"Are we nearly there yet?" -- the words every parent dreads hearing somewhere near the start of a long car journey.


When we were little and used to travel regularly from England to our "dacha" in Wales my father invented a brilliant antidote


At the beginning of the journey my sister and I were issued with a list of things to spot along the way; the one who spotted the most being pronounced the winner some three hours later. It was an innocent enough list along the lines of BP petrol stations, white Minis, red telephone boxes, A-registered lorries, tractors -- moving on to roadside milk churns as we drove deeper into rural Wales, escaped sheep ambling along the curb or herds of cattle holding up the traffic on their way to evening milking.


Thus we sat glued to the window the entire drive, the climax being a bonus point for the first one to spy the sign for the Brigands' Inn, an historic hostelry which marked the crossroads from where we turned up the mountain and scrambled out of the car to fill our lungs with the pure Welsh mountain air.


Although 2-year-old Vita's conversation is not quite up to "are we nearly there yet?", "Car -- enough" is sufficiently eloquent and, since our weekly pilgrimage to podmoskovye now takes about as long as that drive to Wales, I decided it was time to reinvent the family game.
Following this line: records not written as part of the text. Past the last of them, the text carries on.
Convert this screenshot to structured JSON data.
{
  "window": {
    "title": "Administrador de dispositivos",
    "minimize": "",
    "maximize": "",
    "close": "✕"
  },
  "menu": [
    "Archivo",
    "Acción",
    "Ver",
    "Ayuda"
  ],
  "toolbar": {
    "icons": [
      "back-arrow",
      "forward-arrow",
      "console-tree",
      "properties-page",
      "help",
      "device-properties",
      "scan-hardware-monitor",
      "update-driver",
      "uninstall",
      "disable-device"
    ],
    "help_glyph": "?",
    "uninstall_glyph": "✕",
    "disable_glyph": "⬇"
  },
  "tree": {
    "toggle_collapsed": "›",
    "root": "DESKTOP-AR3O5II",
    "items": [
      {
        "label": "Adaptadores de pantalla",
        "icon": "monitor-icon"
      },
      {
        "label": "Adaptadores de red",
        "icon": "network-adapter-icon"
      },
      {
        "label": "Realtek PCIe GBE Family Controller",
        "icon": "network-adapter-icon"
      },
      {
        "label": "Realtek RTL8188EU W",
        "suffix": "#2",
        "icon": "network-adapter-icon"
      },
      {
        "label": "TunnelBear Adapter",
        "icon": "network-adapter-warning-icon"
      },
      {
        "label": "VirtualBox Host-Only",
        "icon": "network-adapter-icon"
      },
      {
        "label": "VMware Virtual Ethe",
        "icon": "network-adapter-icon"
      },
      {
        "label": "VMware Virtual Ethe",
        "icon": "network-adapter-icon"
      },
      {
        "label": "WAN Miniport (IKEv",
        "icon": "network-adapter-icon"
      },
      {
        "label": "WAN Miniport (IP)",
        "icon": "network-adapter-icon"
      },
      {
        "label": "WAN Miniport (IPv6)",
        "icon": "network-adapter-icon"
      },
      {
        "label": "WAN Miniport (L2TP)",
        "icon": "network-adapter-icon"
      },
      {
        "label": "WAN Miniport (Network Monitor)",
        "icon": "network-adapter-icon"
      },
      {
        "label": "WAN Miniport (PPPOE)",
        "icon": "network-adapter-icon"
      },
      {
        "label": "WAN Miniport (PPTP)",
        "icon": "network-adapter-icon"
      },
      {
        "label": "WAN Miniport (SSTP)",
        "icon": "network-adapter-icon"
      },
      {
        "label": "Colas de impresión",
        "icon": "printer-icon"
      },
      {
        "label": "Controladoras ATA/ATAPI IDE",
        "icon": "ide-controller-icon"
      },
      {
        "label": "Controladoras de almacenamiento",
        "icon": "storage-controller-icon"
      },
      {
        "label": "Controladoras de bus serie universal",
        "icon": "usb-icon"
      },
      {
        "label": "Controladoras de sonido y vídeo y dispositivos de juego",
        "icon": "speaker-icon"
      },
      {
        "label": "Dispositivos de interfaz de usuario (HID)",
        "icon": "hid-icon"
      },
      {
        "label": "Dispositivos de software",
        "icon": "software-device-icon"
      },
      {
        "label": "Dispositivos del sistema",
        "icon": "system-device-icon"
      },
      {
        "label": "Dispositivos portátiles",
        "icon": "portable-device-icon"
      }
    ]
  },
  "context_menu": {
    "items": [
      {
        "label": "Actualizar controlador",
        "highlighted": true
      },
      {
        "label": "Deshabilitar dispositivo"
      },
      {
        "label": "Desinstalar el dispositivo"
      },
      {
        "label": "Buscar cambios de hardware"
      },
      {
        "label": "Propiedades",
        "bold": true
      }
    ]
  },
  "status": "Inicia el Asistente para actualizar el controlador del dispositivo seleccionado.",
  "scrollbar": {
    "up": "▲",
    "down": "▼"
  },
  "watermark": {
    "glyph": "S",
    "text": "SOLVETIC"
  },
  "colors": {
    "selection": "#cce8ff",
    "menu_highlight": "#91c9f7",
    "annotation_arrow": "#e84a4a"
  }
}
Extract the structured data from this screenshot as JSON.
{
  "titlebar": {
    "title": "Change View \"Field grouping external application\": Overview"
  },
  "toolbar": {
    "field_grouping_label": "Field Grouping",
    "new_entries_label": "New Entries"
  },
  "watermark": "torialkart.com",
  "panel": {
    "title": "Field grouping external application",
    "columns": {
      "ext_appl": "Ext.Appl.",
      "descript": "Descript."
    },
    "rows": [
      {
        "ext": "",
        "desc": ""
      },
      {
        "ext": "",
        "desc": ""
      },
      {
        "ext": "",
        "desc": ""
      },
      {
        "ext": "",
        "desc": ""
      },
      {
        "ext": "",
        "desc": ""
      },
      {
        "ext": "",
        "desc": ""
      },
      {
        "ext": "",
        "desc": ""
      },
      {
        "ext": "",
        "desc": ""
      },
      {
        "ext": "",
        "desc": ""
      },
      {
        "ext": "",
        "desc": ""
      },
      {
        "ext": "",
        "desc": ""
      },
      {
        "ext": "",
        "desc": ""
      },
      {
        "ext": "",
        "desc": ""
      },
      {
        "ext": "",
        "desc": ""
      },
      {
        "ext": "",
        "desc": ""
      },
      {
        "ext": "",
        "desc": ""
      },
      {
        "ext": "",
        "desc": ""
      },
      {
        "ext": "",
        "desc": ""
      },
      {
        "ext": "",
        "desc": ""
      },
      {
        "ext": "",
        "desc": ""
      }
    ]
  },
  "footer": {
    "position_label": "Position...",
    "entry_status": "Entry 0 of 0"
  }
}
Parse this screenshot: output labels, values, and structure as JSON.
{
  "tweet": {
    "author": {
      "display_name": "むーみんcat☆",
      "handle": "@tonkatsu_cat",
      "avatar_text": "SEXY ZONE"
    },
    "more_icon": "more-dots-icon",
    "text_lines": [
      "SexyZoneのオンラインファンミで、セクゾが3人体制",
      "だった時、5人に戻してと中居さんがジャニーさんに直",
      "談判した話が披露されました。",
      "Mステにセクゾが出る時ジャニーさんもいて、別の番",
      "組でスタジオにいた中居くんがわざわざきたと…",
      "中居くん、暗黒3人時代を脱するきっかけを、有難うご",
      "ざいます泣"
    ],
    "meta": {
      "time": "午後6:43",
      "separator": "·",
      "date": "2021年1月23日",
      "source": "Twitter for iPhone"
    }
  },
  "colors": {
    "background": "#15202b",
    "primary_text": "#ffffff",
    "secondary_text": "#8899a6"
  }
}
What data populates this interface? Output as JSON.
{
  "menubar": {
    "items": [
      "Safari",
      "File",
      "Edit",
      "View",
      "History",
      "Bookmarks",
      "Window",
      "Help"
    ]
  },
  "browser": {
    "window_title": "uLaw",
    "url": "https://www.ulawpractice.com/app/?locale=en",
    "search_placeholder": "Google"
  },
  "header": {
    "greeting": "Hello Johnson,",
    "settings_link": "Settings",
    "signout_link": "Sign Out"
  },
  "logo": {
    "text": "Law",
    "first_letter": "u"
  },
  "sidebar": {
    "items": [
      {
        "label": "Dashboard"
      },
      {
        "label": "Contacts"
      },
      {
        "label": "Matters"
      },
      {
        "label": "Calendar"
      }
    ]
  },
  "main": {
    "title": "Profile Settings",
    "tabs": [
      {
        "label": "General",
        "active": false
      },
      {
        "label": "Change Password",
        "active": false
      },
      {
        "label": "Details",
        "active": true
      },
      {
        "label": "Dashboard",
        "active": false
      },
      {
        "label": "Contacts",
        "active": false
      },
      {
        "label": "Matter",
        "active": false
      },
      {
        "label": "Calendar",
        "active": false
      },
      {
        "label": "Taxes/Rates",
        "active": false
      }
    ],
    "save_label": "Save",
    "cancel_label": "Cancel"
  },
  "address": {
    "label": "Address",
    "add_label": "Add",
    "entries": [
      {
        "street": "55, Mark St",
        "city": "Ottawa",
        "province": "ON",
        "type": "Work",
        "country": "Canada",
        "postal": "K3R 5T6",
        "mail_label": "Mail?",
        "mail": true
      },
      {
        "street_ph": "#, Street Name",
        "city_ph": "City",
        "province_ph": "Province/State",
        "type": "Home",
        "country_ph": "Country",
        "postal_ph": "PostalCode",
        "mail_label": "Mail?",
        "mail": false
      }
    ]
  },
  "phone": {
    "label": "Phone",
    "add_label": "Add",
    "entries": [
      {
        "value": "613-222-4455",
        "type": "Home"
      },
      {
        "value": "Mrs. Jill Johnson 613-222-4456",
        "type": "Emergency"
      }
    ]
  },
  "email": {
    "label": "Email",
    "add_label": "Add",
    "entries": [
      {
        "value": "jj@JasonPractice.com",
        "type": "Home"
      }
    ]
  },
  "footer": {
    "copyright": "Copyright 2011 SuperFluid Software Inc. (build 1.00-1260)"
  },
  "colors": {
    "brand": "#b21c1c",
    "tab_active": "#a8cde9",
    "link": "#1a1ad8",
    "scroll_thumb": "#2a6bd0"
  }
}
But what crops up typically enough to maintain her interest between central Moscow and the 64-kilometer mark on the Minskoye Shosse?


Russian roulette playing babushkas trying to shuffle across a major highway? BMWs playing "chicken" with oncoming cars as they drive 200 kilometers per hour down the wrong side of the road? Drunk-driven lorries which have landed nose-first in the ditch -- we counted seven last weekend? The piles of watermelons which Sasha won't let us eat because he says they are injected with highly contaminated water to make them bigger? Black-windowed cars with blue flashing lights which think that bankers have a God-given right to sweep down the central median? Overheated Ladas causing yet further traffic jams? Unfinished 24-bedroom kottedzhi -- there don't seem to be any finished ones anywhere? Shashlik stalls with open flames licking the gasoline caps of the cars drawn up alongside? Or the piles of saucepans being hawked by nearby factory workers who haven't received their wages for months?


And the final bonus point? That's when we reach the crossroads where we have to hustle our way past the Red Army conscript since, for some impenetrable reason, our dacha stands on army terrain which is illegal to traverse.